final until disposition of timely filed motion for rehearing.
Appeal under Florida Rule of Appellate Procedure 9.141(b)(2)
from the Circuit Court for Miami-Dade County Lower Tribunal
No. 01-21587B, Alan S. Fine, Judge.
J. Martinez, Public Defender, and Jonathan Greenberg,
Assistant Public Defender, for appellant.
Moody, Attorney General, and Richard L. Polin, Assistant
Attorney General, for appellee.
SALTER, FERNANDEZ and LINDSEY, JJ.
Lamont Morgan ("Morgan") appeals an order denying
two motions to correct illegal sentence pursuant to Florida
Rule of Criminal Procedure 3.800(a). This is the third time
this Court has considered one of the two issues raised by
Morgan, the so-called "stacking" of minimum
mandatory sentences under the 10-20-life statute when a
firearm is possessed but not discharged. See Morgan v.
State, 137 So.3d 1075 (Fla. 3d DCA 2014), decision
quashed, 42 Fla.L.Weekly S680 (Fla. May 26, 2017); and
Morgan v. State, 233 So.3d 1194 (Fla. 3d DCA 2017)
the remand by the Florida Supreme Court, Morgan II
reversed the prior trial court order denying Morgan's
motion on that issue. We remanded the case to the trial court
to permit Morgan to file an amended motion "for the
purpose of affirmatively alleging and establishing 'that
the court records demonstrate on their face an entitlement to
relief' on the claim raised in Morgan's original
motion." Morgan II, 233 So.3d at 1195.
amended his motion to correct illegal sentence in February
2018, raising two legal issues in two separate motions under
Rule 3.800, and attaching documents from the record in the
criminal case (including Morgan's 2003 plea). In the
first motion, Morgan contended that the criminal case record
established that his two consecutive minimum mandatory
sentences under the 10-20-life statute were illegal
under Walton v. State, 208 So.3d 60 (Fla. 2016), and
Williams v. State, 186 So.3d 989 (Fla. 2016). These
cases hold that "[g]enerally, consecutive sentencing of
mandatory minimum imprisonment terms for multiple firearm
offenses is impermissible if the offenses arose from the same

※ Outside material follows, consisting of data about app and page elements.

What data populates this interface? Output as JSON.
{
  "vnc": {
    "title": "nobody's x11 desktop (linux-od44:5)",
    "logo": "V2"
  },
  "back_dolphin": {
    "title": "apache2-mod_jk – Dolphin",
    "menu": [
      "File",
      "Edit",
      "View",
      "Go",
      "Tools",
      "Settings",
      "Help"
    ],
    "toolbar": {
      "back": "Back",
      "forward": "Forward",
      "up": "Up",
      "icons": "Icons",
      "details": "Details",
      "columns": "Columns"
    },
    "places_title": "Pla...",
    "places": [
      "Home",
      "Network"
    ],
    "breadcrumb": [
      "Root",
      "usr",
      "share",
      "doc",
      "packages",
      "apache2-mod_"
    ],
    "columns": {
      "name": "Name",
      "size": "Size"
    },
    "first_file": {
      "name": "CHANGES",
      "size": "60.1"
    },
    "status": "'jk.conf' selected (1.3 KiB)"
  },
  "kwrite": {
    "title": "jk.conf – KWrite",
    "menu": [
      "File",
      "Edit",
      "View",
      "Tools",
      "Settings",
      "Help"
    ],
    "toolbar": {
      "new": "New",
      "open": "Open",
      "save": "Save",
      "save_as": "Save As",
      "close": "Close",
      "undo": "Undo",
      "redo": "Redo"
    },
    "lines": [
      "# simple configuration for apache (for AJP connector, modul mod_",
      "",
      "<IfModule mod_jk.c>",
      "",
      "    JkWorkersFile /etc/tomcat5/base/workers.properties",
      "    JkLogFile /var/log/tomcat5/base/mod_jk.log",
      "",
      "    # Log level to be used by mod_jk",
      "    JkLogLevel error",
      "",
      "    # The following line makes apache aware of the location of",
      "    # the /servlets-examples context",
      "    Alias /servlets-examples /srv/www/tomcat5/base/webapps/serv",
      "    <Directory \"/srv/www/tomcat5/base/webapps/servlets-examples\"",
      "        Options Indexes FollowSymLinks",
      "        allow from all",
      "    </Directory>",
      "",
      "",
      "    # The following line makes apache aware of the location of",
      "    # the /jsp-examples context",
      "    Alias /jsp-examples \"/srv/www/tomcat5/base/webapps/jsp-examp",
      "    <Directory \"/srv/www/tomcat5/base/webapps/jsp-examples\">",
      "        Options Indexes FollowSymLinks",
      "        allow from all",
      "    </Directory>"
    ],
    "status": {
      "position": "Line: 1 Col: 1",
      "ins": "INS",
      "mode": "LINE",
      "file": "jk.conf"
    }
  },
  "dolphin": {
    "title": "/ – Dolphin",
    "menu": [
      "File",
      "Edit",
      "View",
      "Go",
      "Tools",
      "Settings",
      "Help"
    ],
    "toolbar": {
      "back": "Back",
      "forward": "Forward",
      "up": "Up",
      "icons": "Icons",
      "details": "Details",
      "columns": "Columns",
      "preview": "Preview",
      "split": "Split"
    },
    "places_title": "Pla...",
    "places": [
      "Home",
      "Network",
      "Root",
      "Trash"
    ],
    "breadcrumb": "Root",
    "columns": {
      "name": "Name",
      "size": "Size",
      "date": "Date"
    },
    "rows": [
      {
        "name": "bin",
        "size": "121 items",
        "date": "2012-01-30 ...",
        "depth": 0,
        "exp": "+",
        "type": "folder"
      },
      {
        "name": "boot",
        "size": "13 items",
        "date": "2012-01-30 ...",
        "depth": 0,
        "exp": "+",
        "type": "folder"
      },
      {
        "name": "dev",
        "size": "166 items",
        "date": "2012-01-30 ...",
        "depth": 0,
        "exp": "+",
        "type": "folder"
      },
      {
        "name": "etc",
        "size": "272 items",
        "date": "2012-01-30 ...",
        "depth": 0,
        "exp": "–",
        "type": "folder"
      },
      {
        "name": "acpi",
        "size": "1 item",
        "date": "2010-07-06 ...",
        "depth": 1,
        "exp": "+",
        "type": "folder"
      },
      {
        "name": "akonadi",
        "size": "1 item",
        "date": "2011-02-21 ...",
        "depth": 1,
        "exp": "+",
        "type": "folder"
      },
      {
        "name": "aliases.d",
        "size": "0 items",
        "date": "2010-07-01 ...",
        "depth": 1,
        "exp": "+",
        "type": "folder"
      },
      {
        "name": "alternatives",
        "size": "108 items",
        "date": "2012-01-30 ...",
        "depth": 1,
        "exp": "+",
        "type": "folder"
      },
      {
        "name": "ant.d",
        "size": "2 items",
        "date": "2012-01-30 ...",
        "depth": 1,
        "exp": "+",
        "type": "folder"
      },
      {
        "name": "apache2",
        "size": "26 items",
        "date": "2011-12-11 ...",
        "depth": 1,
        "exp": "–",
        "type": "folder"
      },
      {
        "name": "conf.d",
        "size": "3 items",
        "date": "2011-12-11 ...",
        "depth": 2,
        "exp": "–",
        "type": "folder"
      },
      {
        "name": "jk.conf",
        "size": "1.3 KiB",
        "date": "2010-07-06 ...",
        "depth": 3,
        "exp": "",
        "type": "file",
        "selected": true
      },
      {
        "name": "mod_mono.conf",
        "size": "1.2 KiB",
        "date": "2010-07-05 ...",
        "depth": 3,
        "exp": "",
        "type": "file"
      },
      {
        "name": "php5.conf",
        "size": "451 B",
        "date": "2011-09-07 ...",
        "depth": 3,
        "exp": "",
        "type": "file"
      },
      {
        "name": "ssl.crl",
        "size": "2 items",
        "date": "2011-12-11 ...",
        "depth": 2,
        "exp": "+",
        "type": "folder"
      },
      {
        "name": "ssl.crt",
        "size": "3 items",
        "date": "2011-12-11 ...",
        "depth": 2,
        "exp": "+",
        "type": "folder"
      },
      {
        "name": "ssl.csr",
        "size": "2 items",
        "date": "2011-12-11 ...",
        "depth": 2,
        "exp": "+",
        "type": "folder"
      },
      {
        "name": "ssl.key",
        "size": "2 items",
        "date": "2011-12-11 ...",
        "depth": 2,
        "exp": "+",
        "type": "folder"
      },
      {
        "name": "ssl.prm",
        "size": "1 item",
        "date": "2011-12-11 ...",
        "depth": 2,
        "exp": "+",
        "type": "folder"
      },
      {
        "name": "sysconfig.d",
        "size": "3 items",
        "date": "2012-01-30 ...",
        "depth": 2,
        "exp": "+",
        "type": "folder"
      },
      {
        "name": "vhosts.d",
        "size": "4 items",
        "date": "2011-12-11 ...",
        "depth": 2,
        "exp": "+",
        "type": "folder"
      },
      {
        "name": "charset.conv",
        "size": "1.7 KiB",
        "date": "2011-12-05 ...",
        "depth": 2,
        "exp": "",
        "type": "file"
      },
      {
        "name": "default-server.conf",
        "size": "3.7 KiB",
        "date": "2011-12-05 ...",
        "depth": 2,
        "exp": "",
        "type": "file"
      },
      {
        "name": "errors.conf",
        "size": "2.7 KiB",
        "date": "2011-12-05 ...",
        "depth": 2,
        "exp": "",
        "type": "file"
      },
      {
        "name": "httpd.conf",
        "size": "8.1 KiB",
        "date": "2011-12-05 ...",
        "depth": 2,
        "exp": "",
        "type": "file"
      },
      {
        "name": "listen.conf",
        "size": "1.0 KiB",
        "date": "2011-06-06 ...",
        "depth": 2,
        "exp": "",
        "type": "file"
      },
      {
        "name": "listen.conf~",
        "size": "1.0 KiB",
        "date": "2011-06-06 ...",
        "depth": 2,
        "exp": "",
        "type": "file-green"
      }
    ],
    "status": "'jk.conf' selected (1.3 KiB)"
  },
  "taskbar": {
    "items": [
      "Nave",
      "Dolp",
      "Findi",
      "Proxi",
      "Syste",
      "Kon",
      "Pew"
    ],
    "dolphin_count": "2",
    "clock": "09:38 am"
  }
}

criminal episode and a firearm was merely possessed but not
discharged." Williams, 186 So.3d at 993.
second amended motion under Rule 3.800, Morgan claimed
entitlement to a new sentencing hearing under Graham v.
Florida, 560 U.S. 48 (2010), and applicable Florida
precedent following Graham. It is undisputed that
Morgan received a sentence exceeding 20 years for
non-homicide crimes committed when Morgan was a juvenile.
trial court heard the motions during three separate sessions
in 2018. In November 2018, the trial court entered a
closely-reasoned, seven-page order denying both
motions. This appeal followed.
a claim of error may be raised in a motion to correct illegal
sentence under rule 3.800(a) is a pure question of law
subject to de novo review." Martinez v. State,
211 So.3d 989, 991 n.4 (Fla. 2017).
required by the text of Rule 3.800 and the decisional law
applying it, the trial court acknowledged that its evaluation
of the Williams motion was restricted to a review of
"the non-hearsay portion of the court records to
determine if they establish whether the two offenses for
which the consecutive minimum mandatory sentences were
imposed were part of a single criminal episode." (citing
Burgess v. State, 831 So.2d 137 (Fla. 2002)). In an
effort to demonstrate that the two offenses were part of a
single criminal episode, Morgan's amended motion relied
on the discovery depositions of the two victims. These were
not trial transcripts (there was no ...